Stored items from a collection
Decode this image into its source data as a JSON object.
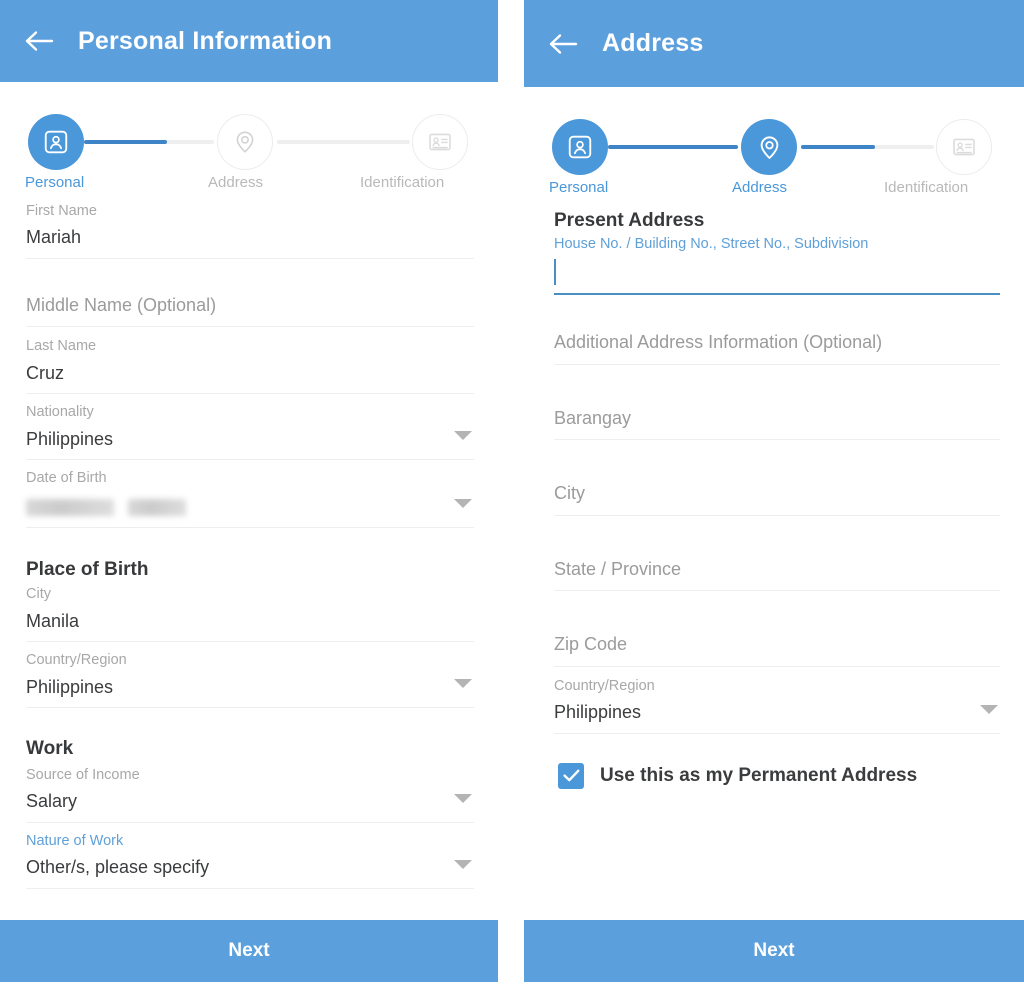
{
  "colors": {
    "appbar_blue": "#5b9fdd",
    "accent_blue": "#4a97d9",
    "active_line": "#3d85c6",
    "inactive_grey": "#b9b9b9",
    "rule_grey": "#eeeeee",
    "label_grey": "#a8a8a8",
    "value_dark": "#3b3c3e"
  },
  "left_panel": {
    "appbar": {
      "back_icon": "arrow-left-icon",
      "title": "Personal Information"
    },
    "stepper": {
      "steps": [
        {
          "id": "personal",
          "label": "Personal",
          "icon": "contact-card-icon",
          "state": "active"
        },
        {
          "id": "address",
          "label": "Address",
          "icon": "map-pin-icon",
          "state": "inactive"
        },
        {
          "id": "identification",
          "label": "Identification",
          "icon": "id-card-icon",
          "state": "inactive"
        }
      ],
      "progress": "1"
    },
    "fields": [
      {
        "name": "first-name",
        "label": "First Name",
        "value": "Mariah",
        "type": "text",
        "label_state": "normal"
      },
      {
        "name": "middle-name",
        "label": "",
        "placeholder": "Middle Name (Optional)",
        "type": "text",
        "label_state": "normal"
      },
      {
        "name": "last-name",
        "label": "Last Name",
        "value": "Cruz",
        "type": "text",
        "label_state": "normal"
      },
      {
        "name": "nationality",
        "label": "Nationality",
        "value": "Philippines",
        "type": "dropdown",
        "label_state": "normal"
      },
      {
        "name": "date-of-birth",
        "label": "Date of Birth",
        "value": "",
        "type": "dropdown",
        "label_state": "normal",
        "redacted": true
      }
    ],
    "place_of_birth": {
      "title": "Place of Birth",
      "fields": [
        {
          "name": "birth-city",
          "label": "City",
          "value": "Manila",
          "type": "text"
        },
        {
          "name": "birth-country",
          "label": "Country/Region",
          "value": "Philippines",
          "type": "dropdown"
        }
      ]
    },
    "work": {
      "title": "Work",
      "fields": [
        {
          "name": "source-of-income",
          "label": "Source of Income",
          "value": "Salary",
          "type": "dropdown",
          "label_state": "normal"
        },
        {
          "name": "nature-of-work",
          "label": "Nature of Work",
          "value": "Other/s, please specify",
          "type": "dropdown",
          "label_state": "accent"
        }
      ]
    },
    "next_button": {
      "label": "Next"
    }
  },
  "right_panel": {
    "appbar": {
      "back_icon": "arrow-left-icon",
      "title": "Address"
    },
    "stepper": {
      "steps": [
        {
          "id": "personal",
          "label": "Personal",
          "icon": "contact-card-icon",
          "state": "active"
        },
        {
          "id": "address",
          "label": "Address",
          "icon": "map-pin-icon",
          "state": "active"
        },
        {
          "id": "identification",
          "label": "Identification",
          "icon": "id-card-icon",
          "state": "inactive"
        }
      ],
      "progress": "2"
    },
    "present_address": {
      "title": "Present Address",
      "street_field": {
        "name": "street-address",
        "label": "House No. / Building No., Street No., Subdivision",
        "value": "",
        "focused": true
      }
    },
    "fields": [
      {
        "name": "additional-address",
        "label": "",
        "placeholder": "Additional Address Information (Optional)",
        "type": "text"
      },
      {
        "name": "barangay",
        "label": "",
        "placeholder": "Barangay",
        "type": "text"
      },
      {
        "name": "city",
        "label": "",
        "placeholder": "City",
        "type": "text"
      },
      {
        "name": "state-province",
        "label": "",
        "placeholder": "State / Province",
        "type": "text"
      },
      {
        "name": "zip-code",
        "label": "",
        "placeholder": "Zip Code",
        "type": "text"
      },
      {
        "name": "country-region",
        "label": "Country/Region",
        "value": "Philippines",
        "type": "dropdown"
      }
    ],
    "permanent_checkbox": {
      "label": "Use this as my Permanent Address",
      "checked": true
    },
    "next_button": {
      "label": "Next"
    }
  }
}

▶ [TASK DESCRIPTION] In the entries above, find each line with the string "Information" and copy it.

▶ [SOLUTION]
      "title": "Personal Information"
        "placeholder": "Additional Address Information (Optional)",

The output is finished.